- WORK TASK
Report every line below that holds the word "name".

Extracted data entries
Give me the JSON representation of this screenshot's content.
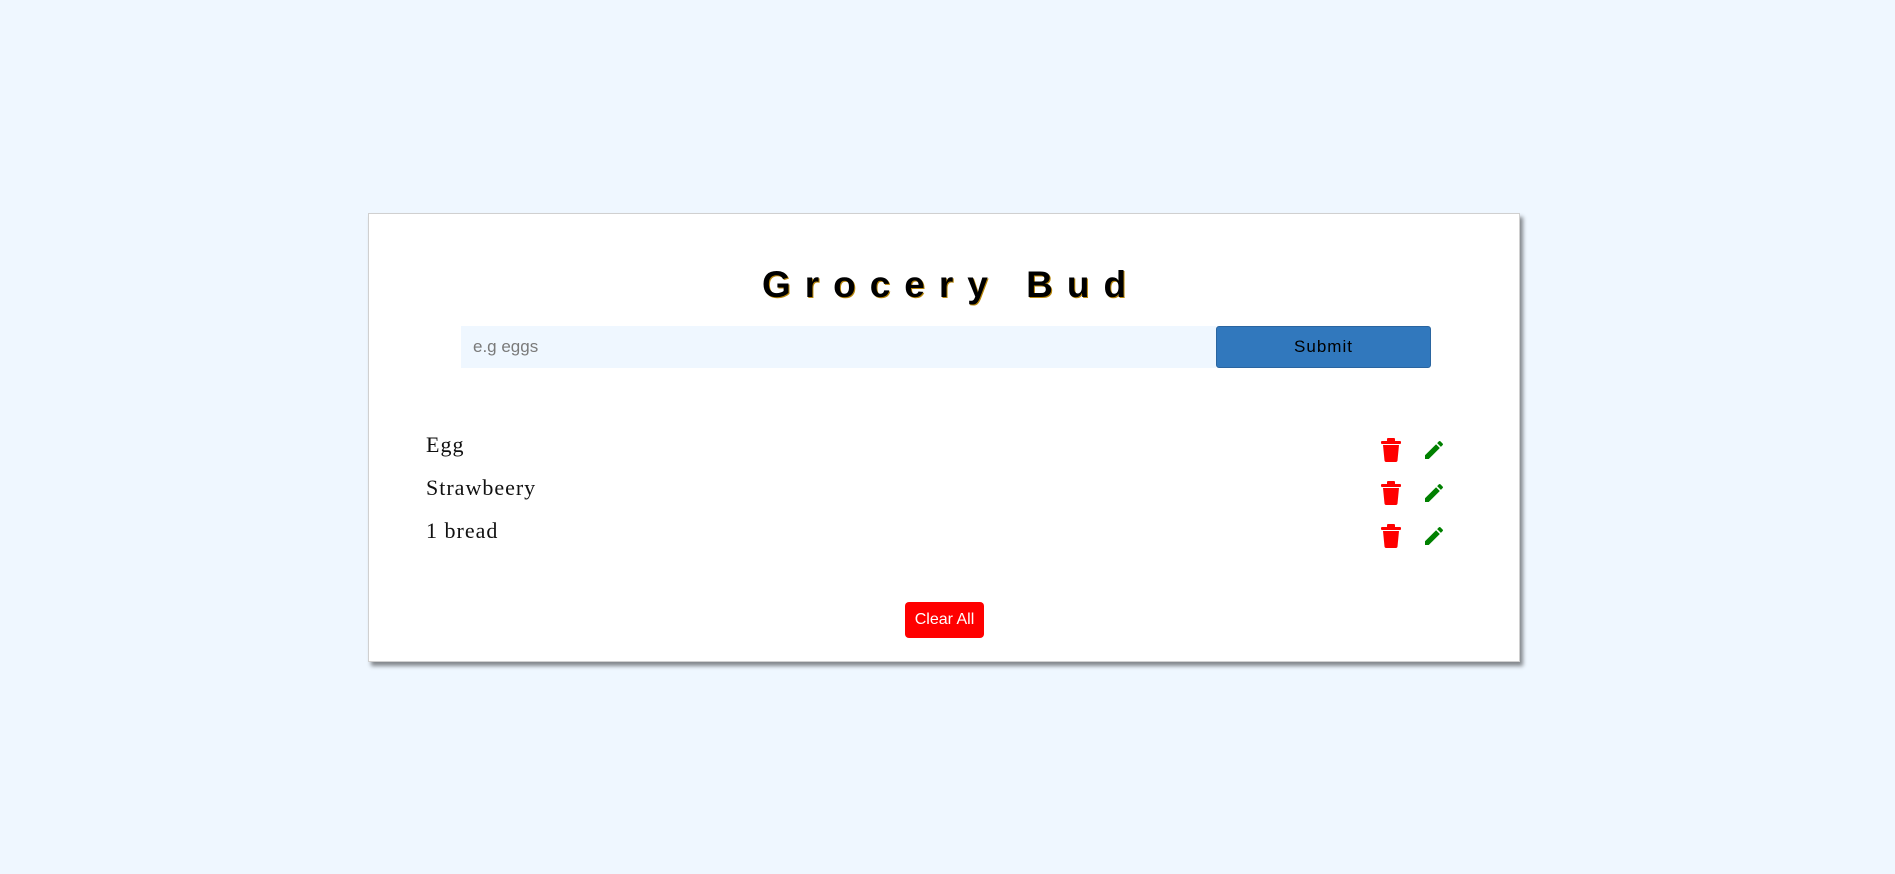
{
  "app": {
    "title": "Grocery Bud"
  },
  "form": {
    "input_value": "",
    "input_placeholder": "e.g eggs",
    "submit_label": "Submit"
  },
  "items": [
    {
      "name": "Egg"
    },
    {
      "name": "Strawbeery"
    },
    {
      "name": "1 bread"
    }
  ],
  "icons": {
    "delete": "trash-icon",
    "edit": "pencil-icon"
  },
  "clear_label": "Clear All",
  "colors": {
    "background": "#eff7ff",
    "submit": "#3178bd",
    "delete": "#ff0000",
    "edit": "#008000",
    "clear": "#ff0000"
  }
}
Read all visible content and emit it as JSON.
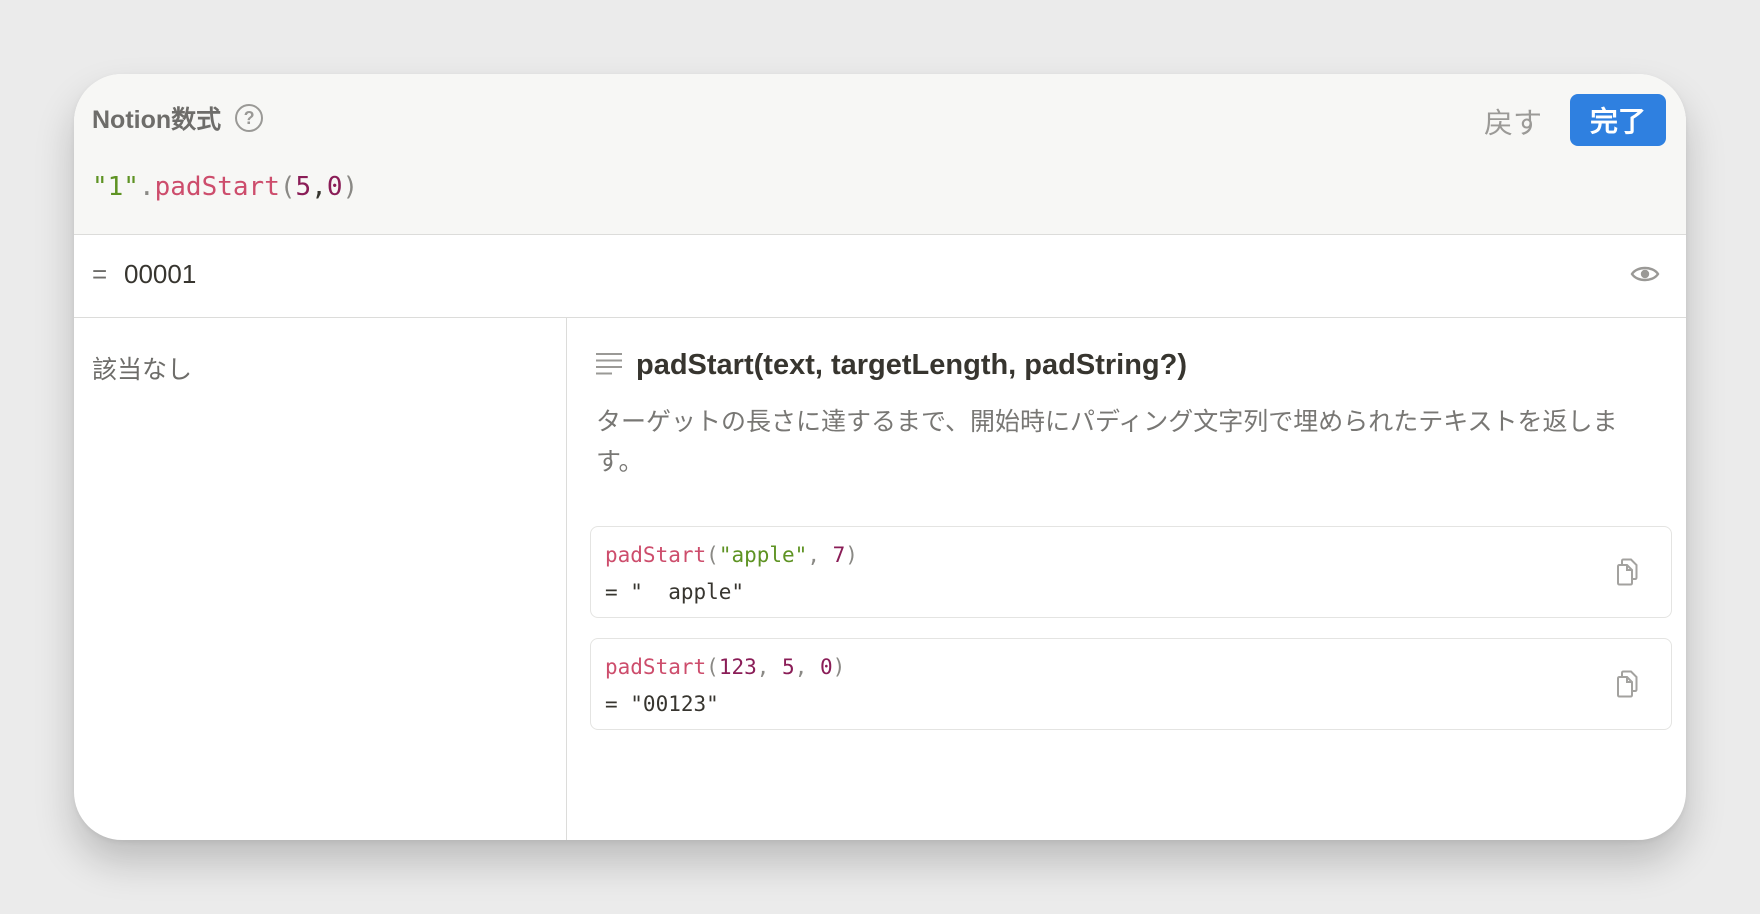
{
  "header": {
    "title": "Notion数式",
    "help_icon": "?",
    "back_label": "戻す",
    "done_label": "完了"
  },
  "formula": {
    "str": "\"1\"",
    "dot": ".",
    "fn": "padStart",
    "open": "(",
    "arg1": "5",
    "comma": ",",
    "arg2": "0",
    "close": ")"
  },
  "result": {
    "eq": "=",
    "value": "00001",
    "icon": "eye-icon"
  },
  "suggestions": {
    "empty_label": "該当なし"
  },
  "docs": {
    "icon": "text-lines-icon",
    "signature": "padStart(text, targetLength, padString?)",
    "description": "ターゲットの長さに達するまで、開始時にパディング文字列で埋められたテキストを返します。",
    "examples": [
      {
        "fn": "padStart",
        "open": "(",
        "a1": "\"apple\"",
        "sep1": ", ",
        "a2": "7",
        "close": ")",
        "result": "= \"  apple\""
      },
      {
        "fn": "padStart",
        "open": "(",
        "a1": "123",
        "sep1": ", ",
        "a2": "5",
        "sep2": ", ",
        "a3": "0",
        "close": ")",
        "result": "= \"00123\""
      }
    ],
    "copy_icon": "copy-icon"
  },
  "colors": {
    "accent": "#2f80e0",
    "string": "#5e9323",
    "function": "#cd4d6c",
    "number": "#8a1d57"
  }
}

- SOLUTION TO THIS EXERCISE
      "name": "Egg"
      "name": "Strawbeery"
      "name": "1 bread"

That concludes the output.